A locally based chain of chili parlors founded by Greek immigrants in Cincinnati in 1949. Their Cincinnati-style chili is poured over spaghetti or hot dogs along with chili burritos, fries and baked potatoes. Their vegetarian version is almost as tasty with black beans and rice. 
Photo: Provided by Skyline Chili

Skyline Chili

Multiple locations
A locally based chain of chili parlors founded by Greek immigrants in Cincinnati in 1949. Their Cincinnati-style chili is poured over spaghetti or hot dogs along with chili burritos, fries and baked potatoes.
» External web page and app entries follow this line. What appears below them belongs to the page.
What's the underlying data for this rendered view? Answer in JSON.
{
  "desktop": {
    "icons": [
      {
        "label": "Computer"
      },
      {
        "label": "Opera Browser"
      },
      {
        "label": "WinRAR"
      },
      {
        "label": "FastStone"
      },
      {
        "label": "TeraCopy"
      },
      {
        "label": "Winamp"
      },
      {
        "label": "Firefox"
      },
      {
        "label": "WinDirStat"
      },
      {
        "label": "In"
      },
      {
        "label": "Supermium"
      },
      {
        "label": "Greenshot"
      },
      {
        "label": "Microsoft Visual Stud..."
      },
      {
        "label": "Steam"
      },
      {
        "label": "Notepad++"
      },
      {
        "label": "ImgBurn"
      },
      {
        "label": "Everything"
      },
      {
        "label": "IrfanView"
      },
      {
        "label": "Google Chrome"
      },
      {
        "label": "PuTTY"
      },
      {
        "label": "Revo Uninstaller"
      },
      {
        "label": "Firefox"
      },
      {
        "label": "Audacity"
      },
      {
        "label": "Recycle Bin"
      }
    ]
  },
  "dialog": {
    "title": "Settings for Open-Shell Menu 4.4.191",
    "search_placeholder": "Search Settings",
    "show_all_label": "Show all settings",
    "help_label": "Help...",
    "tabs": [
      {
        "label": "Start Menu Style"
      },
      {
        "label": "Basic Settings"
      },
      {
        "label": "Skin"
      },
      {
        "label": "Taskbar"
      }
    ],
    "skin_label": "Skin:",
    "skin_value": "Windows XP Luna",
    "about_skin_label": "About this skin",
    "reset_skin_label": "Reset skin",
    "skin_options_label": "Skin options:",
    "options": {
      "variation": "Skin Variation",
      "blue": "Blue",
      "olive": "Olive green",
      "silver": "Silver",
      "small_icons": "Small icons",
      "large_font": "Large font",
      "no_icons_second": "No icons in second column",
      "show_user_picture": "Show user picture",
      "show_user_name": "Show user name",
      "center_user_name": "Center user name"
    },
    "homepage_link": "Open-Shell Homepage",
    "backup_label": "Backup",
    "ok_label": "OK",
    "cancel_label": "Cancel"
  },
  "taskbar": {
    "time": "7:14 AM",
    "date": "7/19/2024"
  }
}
Their vegetarian version is almost as tasty with black beans and rice.
Photo: Provided by Skyline Chili
J&J Restaurant
6159 Glenway Ave., Westwood
This old-school diner serves huge double decker sandwiches, Cincinnati-style chili, cheese coneys and all-day breakfast at a great price. Tucked into a strip mall, this is a no-frills neighborhood staple with lots of regulars and quick service.
Photo: Paige Deglow

J&J Restaurant

6159 Glenway Ave., Westwood
This old-school diner serves huge double decker sandwiches, Cincinnati-style chili, cheese coneys and all-day breakfast at a great price. Tucked into a strip mall, this is a no-frills neighborhood staple with lots of regulars and quick service.
Photo: Paige Deglow
Gourmet Chili
843 Monmouth St., Newport
This unassuming chili spot tucked away on Newport's Monmouth Street serves up all-day breakfast, burgers, gyros and, of course, Cincinnati-style chili. They even offer a small menu of desserts, including baklava. 
Photo: Paige Deglow

Gourmet Chili

843 Monmouth St., Newport
This unassuming chili spot tucked away on Newport's Monmouth Street serves up all-day breakfast, burgers, gyros and, of course, Cincinnati-style chili. They even offer a small menu of desserts, including baklava.
Photo: Paige Deglow
Pepper Pod
703 Monmouth St., Newport
Greasy spoon dining at its best, the Pepper Pod is a Newport legend. Open 24 hours a day so you can get your breakfast fix whenever the craving hits. The Northern Kentucky diner was even featured in the movie Extremely Wicked, Shockingly Evil and Vile starring Zac Efron — it was filmed in the Greater Cincinnati area.
Photo: Emerson Swoger

Pepper Pod

703 Monmouth St., Newport
Greasy spoon dining at its best, the Pepper Pod is a Newport legend. Open 24 hours a day so you can get your breakfast fix whenever the craving hits. The Northern Kentucky diner was even featured in the movie Extremely Wicked, Shockingly Evil and Vile starring Zac Efron — it was filmed in the Greater Cincinnati area.
Photo: Emerson Swoger